The Chatham-Kent Police Service responded to 193 calls for service in the last 24 hours. Two people were arrested.
Man Charged with Resisting Arrest and Obstructing Police (CK23022016)
On May 6th, 2023 at approximately 5:39pm police responded to a suspicious person call in the area of King Street W in Chatham. Upon arrival, police located a man who provided several fake names to officers in an attempt to disguise his identity. Through investigation, police ascertained the man’s real identity and a subsequent check of his name revealed several outstanding warrants.
While attempting to take him into custody, the man actively resisted police and attempted to escape. After a brief struggle the male was eventually arrested. As a result, he was additionally charged with Obstructing Police, Resisting Arrest and Escape Lawful Custody. The 41-year-old Chatham man was subsequently transported to police headquarters and held in custody pending a bail hearing.
Man Arrested for Violating Prohibition Order (CK23022022)
On May 6th, 2023 at approximately 6:01pm, police received a call reporting a male party to be riding a bicycle on Princess Street N in Chatham with a long gun under his arm.
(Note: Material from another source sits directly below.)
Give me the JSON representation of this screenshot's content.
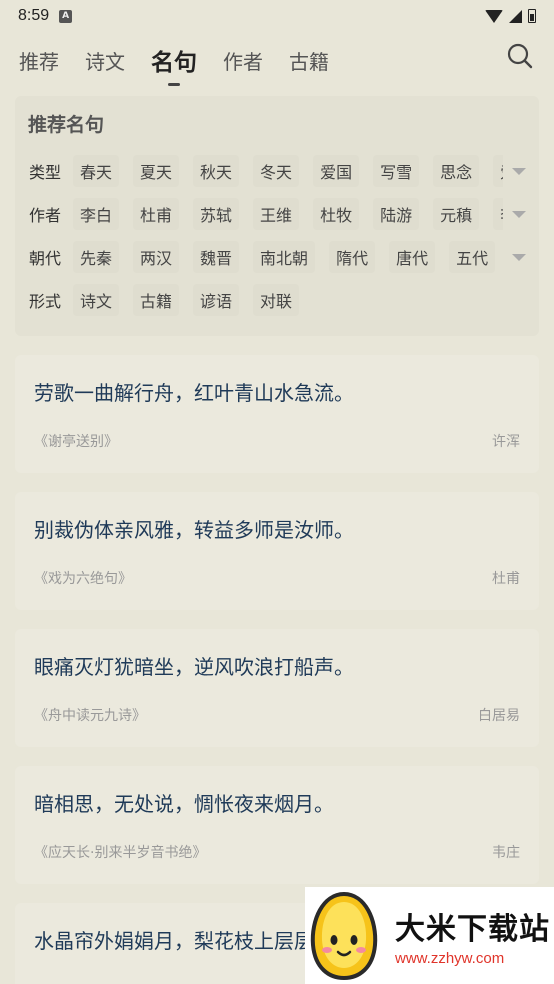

Police immediately responded and a short time later located the male suspect attempting to leave a residence in the area. The man was arrested by police and two air rifles were recovered at the scene and seized as evidence.
The 47-year-old Chatham man was charged with two counts of Possessing a Firearm Contrary to Prohibition Order and was ultimately transported to police headquarters where he was held in custody pending a bail hearing.
MOVE TO THE RIGHT
An emergency vehicle is driving behind me with their lights on! What do I do??
Drivers are legally required to pull over when they see emergency personnel approaching with their emergency lights activated. This includes police officers, firefighters, and paramedics who are responding to emergencies. Failure to do so can result in fines, demerit points on your driver’s license, and even criminal charges if someone is injured or killed as a result of your actions.
There are several reasons why drivers need to pull over when they see emergency personnel approaching with their emergency lights activated:
1. Safety of emergency personnel: Every second counts when emergency personnel respond to an emergency. By pulling over and giving them a clear path to the scene, drivers can help ensure they arrive quickly and safely. This is particularly important for firefighters and paramedics who may need to transport critically injured patients to the hospital.
2. Safety of other drivers: When emergency personnel are approaching with their emergency lights activated, they often drive at higher speeds and may need to pass through red lights or stop signs. By pulling over, drivers can help ensure that other drivers are not at risk of a collision with emergency vehicles.
3. Legal requirements: As mentioned earlier, failing to pull over for emergency personnel violates Canada’s law. The penalties for this offence can be significant and can impact your ability to drive in the future.
4. Common courtesy: Pulling over for emergency personnel is also a matter of common courtesy. These men and women are putting their lives on the line to help others, and it is essential that we do everything we can to support them in their efforts.
In summary, drivers in Canada must pull over when they see emergency personnel approaching with their emergency lights activated. This is not only a legal requirement but also a matter of safety and common courtesy. By doing so, drivers can help ensure that emergency personnel can respond quickly and safely to emergencies and that other drivers are not put at risk.
Drivers can be charged if they do not slow down or move over when it is safe to do so. Drivers can face the following penalties:
First offence: fines ranging from $400 to $2,000. 3 demerit points if convicted possible suspension of driver’s licence for up to 2 years
Subsequent offences (within 5 years) : fines ranging from $1,000 to $4,000. 3 demerit points if convicted possible jail time of up to 6 months possible suspension of driver’s licence for up to 2 years. It is also illegal to follow within 150 metres of a fire vehicle or ambulance responding to a call.